Line by line, retype the data exactly as it is given.

Start of Excerpted records

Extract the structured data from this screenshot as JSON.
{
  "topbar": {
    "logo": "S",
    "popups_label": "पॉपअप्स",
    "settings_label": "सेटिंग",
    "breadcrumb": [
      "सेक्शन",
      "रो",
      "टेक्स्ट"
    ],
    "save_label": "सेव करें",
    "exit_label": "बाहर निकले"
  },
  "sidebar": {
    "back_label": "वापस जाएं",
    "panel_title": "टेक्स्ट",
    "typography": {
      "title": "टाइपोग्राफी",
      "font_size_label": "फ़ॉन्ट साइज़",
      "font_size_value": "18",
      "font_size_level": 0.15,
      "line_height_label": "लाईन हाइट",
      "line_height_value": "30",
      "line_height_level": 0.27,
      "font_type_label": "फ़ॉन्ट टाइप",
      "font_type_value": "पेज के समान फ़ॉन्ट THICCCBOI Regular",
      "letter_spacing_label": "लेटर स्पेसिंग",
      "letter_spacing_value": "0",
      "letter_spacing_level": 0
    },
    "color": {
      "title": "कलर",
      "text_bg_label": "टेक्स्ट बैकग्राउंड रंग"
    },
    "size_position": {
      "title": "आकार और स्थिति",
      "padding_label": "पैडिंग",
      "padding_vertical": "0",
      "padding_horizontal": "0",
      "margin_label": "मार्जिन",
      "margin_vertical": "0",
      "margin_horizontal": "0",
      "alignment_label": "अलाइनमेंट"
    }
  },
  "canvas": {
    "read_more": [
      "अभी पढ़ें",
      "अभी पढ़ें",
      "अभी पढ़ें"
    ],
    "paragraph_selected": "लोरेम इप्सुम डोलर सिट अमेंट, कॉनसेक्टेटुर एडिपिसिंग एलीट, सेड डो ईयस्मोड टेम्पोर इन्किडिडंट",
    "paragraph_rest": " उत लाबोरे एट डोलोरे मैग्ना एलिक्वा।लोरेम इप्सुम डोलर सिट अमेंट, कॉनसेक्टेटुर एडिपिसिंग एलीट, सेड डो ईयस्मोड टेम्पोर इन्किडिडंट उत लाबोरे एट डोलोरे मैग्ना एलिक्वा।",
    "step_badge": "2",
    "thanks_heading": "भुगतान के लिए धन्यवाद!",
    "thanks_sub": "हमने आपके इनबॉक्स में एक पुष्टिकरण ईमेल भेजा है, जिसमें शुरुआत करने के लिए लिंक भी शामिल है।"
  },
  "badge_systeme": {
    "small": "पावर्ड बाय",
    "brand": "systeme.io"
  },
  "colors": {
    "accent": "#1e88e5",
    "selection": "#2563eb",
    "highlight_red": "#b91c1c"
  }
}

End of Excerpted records

§ Written response:
Extract the structured data from this screenshot as JSON.
{
  "topbar": {
    "logo": "S",
    "popups_label": "पॉपअप्स",
    "settings_label": "सेटिंग",
    "breadcrumb": [
      "सेक्शन",
      "रो",
      "टेक्स्ट"
    ],
    "save_label": "सेव करें",
    "exit_label": "बाहर निकले"
  },
  "sidebar": {
    "back_label": "वापस जाएं",
    "panel_title": "टेक्स्ट",
    "typography": {
      "title": "टाइपोग्राफी",
      "font_size_label": "फ़ॉन्ट साइज़",
      "font_size_value": "18",
      "font_size_level": 0.15,
      "line_height_label": "लाईन हाइट",
      "line_height_value": "30",
      "line_height_level": 0.27,
      "font_type_label": "फ़ॉन्ट टाइप",
      "font_type_value": "पेज के समान फ़ॉन्ट THICCCBOI Regular",
      "letter_spacing_label": "लेटर स्पेसिंग",
      "letter_spacing_value": "0",
      "letter_spacing_level": 0
    },
    "color": {
      "title": "कलर",
      "text_bg_label": "टेक्स्ट बैकग्राउंड रंग"
    },
    "size_position": {
      "title": "आकार और स्थिति",
      "padding_label": "पैडिंग",
      "padding_vertical": "0",
      "padding_horizontal": "0",
      "margin_label": "मार्जिन",
      "margin_vertical": "0",
      "margin_horizontal": "0",
      "alignment_label": "अलाइनमेंट"
    }
  },
  "canvas": {
    "read_more": [
      "अभी पढ़ें",
      "अभी पढ़ें",
      "अभी पढ़ें"
    ],
    "paragraph_selected": "लोरेम इप्सुम डोलर सिट अमेंट, कॉनसेक्टेटुर एडिपिसिंग एलीट, सेड डो ईयस्मोड टेम्पोर इन्किडिडंट",
    "paragraph_rest": " उत लाबोरे एट डोलोरे मैग्ना एलिक्वा।लोरेम इप्सुम डोलर सिट अमेंट, कॉनसेक्टेटुर एडिपिसिंग एलीट, सेड डो ईयस्मोड टेम्पोर इन्किडिडंट उत लाबोरे एट डोलोरे मैग्ना एलिक्वा।",
    "step_badge": "2",
    "thanks_heading": "भुगतान के लिए धन्यवाद!",
    "thanks_sub": "हमने आपके इनबॉक्स में एक पुष्टिकरण ईमेल भेजा है, जिसमें शुरुआत करने के लिए लिंक भी शामिल है।"
  },
  "badge_systeme": {
    "small": "पावर्ड बाय",
    "brand": "systeme.io"
  },
  "colors": {
    "accent": "#1e88e5",
    "selection": "#2563eb",
    "highlight_red": "#b91c1c"
  }
}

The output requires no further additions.